Even if you don’t think you have a budget, you have a budget
A few years ago I was chatting with a commercial printer we used to do a lot of business with, and I asked him what the minimum run was on a piece we were designing. His answer:
“One. We can’t print less than one.”
While that unexpected bluntness cracked me up, it also reminded me of a conversation I had every week with prospective clients of our agency — and the lack of direct answers I got from them.
At some point in the back half of our new business introduction call, I would also trot out the most important question for determining if the project was actually feasible: what is your budget and what is your schedule?
Every time I asked those in the same breath, the deadline was the first answer I got. And usually, that response was a joking “yesterday” or some other hyperbole.

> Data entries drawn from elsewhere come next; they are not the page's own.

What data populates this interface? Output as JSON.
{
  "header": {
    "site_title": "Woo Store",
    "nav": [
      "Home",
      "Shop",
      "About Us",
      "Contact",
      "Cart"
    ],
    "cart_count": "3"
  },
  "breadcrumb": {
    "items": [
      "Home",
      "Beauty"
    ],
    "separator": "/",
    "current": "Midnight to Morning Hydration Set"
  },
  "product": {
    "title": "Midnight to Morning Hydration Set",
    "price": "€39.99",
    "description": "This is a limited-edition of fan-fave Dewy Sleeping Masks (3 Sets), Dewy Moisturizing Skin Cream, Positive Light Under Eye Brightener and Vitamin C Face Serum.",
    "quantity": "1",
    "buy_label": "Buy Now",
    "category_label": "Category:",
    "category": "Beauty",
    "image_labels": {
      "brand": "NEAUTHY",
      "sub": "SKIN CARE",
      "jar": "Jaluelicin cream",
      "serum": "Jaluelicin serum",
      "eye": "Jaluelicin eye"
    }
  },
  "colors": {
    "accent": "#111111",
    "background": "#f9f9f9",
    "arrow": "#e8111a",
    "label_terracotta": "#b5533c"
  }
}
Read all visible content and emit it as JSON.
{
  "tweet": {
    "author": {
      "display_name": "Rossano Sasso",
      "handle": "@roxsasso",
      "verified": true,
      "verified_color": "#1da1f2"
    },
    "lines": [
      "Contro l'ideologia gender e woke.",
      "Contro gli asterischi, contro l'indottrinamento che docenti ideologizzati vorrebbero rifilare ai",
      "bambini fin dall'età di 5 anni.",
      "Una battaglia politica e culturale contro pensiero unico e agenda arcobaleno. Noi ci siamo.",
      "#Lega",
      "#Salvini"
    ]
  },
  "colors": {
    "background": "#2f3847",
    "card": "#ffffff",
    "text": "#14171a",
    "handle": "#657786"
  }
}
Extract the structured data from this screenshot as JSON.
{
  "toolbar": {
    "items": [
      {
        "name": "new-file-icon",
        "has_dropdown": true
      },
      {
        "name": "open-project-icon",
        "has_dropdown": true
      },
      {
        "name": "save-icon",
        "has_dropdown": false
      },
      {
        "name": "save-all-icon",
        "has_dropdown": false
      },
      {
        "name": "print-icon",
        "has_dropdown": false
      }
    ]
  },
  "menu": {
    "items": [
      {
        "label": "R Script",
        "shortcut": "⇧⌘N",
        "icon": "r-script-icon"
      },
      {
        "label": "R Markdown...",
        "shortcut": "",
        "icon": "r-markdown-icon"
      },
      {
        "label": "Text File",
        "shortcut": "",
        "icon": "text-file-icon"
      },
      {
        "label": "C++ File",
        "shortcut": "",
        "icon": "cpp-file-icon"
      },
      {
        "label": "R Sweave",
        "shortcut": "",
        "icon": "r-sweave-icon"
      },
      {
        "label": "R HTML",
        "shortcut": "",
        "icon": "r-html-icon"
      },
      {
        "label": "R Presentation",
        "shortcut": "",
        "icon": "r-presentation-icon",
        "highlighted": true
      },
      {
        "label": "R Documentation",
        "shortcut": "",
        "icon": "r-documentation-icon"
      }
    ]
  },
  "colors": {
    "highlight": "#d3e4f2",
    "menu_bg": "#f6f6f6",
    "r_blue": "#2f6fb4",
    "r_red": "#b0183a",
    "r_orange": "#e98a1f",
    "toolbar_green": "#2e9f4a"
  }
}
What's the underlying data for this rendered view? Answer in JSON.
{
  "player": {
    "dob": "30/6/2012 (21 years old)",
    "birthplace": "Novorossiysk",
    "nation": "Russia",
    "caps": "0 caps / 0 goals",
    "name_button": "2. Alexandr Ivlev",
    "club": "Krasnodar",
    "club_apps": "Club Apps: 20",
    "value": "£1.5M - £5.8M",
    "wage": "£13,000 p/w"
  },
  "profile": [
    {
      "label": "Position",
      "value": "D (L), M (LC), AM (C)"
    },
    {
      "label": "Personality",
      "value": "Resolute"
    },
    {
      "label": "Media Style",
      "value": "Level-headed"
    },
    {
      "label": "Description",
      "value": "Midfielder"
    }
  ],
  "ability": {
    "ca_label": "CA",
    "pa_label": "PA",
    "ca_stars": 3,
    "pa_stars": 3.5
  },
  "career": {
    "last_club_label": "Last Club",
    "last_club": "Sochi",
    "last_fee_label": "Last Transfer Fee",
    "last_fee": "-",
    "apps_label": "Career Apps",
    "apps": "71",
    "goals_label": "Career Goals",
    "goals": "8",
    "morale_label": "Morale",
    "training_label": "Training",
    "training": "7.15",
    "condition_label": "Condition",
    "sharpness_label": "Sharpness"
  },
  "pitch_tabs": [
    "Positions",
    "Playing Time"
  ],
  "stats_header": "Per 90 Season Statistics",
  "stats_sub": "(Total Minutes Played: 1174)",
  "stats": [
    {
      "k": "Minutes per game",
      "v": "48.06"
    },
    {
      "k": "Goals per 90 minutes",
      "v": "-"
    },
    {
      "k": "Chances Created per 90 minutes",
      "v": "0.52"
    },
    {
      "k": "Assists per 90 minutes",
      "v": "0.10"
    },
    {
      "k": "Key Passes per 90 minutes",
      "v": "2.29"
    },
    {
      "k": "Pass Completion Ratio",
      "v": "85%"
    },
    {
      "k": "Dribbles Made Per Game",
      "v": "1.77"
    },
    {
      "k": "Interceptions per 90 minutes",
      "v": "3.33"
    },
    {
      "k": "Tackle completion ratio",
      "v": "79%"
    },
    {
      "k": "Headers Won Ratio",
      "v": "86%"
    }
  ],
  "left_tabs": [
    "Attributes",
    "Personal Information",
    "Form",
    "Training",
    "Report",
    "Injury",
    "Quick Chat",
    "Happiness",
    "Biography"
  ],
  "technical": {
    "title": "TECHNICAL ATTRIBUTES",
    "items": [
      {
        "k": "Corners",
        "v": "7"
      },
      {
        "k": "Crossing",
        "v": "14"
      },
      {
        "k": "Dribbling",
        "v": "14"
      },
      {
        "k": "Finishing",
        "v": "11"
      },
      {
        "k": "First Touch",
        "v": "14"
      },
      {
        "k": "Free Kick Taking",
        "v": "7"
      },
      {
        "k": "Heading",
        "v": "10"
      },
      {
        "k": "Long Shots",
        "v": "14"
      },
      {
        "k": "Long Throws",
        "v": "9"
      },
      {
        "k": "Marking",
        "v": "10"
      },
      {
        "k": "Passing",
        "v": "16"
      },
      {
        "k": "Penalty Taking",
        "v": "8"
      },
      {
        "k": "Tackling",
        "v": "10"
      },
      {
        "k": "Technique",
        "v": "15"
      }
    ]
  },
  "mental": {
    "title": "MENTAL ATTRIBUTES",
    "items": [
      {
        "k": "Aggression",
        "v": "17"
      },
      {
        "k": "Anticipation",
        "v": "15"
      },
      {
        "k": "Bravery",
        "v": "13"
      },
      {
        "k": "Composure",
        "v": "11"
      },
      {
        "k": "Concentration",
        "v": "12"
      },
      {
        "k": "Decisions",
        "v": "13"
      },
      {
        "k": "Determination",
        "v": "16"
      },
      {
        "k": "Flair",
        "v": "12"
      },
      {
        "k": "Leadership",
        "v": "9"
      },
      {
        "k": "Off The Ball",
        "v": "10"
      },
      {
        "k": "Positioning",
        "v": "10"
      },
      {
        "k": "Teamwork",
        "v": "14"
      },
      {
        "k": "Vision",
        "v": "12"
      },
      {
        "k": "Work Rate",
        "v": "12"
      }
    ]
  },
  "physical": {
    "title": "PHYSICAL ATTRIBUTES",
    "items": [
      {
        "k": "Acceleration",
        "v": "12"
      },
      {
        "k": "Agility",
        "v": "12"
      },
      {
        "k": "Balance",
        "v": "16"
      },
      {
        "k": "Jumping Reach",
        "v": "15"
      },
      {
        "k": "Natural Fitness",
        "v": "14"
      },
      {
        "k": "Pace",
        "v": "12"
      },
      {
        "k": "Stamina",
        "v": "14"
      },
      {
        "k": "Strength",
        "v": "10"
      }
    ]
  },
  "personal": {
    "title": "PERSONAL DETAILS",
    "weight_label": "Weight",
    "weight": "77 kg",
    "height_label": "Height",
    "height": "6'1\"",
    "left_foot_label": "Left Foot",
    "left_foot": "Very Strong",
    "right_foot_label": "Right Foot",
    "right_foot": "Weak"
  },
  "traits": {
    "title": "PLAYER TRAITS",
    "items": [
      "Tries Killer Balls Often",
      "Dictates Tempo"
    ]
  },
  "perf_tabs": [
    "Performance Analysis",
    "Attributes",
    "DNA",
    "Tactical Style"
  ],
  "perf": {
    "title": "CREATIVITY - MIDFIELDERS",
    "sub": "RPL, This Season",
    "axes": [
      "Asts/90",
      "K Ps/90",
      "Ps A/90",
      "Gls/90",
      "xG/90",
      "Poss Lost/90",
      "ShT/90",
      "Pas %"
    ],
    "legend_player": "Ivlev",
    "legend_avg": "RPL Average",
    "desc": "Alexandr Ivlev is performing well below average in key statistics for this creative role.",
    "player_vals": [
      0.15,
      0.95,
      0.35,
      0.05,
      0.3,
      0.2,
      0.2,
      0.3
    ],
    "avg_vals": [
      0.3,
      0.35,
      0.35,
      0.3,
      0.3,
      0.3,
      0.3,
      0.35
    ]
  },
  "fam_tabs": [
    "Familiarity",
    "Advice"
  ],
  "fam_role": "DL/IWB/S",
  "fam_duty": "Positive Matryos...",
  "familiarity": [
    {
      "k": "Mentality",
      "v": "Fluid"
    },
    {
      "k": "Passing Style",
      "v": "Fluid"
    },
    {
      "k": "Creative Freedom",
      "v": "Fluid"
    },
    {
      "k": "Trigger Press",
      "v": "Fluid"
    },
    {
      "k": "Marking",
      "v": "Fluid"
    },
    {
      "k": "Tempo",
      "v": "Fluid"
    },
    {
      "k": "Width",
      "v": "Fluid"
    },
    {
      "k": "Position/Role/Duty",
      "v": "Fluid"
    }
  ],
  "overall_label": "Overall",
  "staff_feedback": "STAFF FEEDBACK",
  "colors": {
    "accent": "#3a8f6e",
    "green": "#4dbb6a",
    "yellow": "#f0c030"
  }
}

After pressing through, the answers I would receive on the budget question were one of three forms:
- An actual number, or at least a range (A miracle response!)
- A verbal form of ¯\_(ツ)_/¯ (This either not knowing or not “having” was the most common.)
- A question in return — “what would it cost?” (Trying to feel us out first.)
For those latter two choices, look I get it. You don’t want to spend more than you have to, and you fear that a greedy contractor will see your budget and milk you for every dollar. Or, maybe you are too early in the planning process to have a number. The agency sells service X every day, but you don’t buy it every day, maybe you have no idea what it should cost!
Even if you earnestly think you don’t have a budget, you’re mistaken.
Here’s how I know: imagine you were presented with three contract options, let’s say at $5,000, $50,000, and $500,000. Instinctively, you’ll immediately know which one is closest to your “unknown” budget. None of these numbers will likely be the right answer, but they will help narrow your thinking — and help the agency build a proposal that is in the same universe as your expectations.
The truth about creative work is that for almost any service you can often find somebody at each of those price points that will get the job done, and be worth it! (And you can find somebody to put up a website for $50 or $5,000,000 if you really wanted to.) But understanding, and sharing with your prospective partners, where you fall in terms of order of magnitude will save everybody time and result in better work.
Client School is an irregular series where I occasionally share some tips for clients now that I’ve sold my agency and can spill the beans. Check out my first installment, about responding to proposals, here. I can be found on Twitter or at BenGuttmann.com.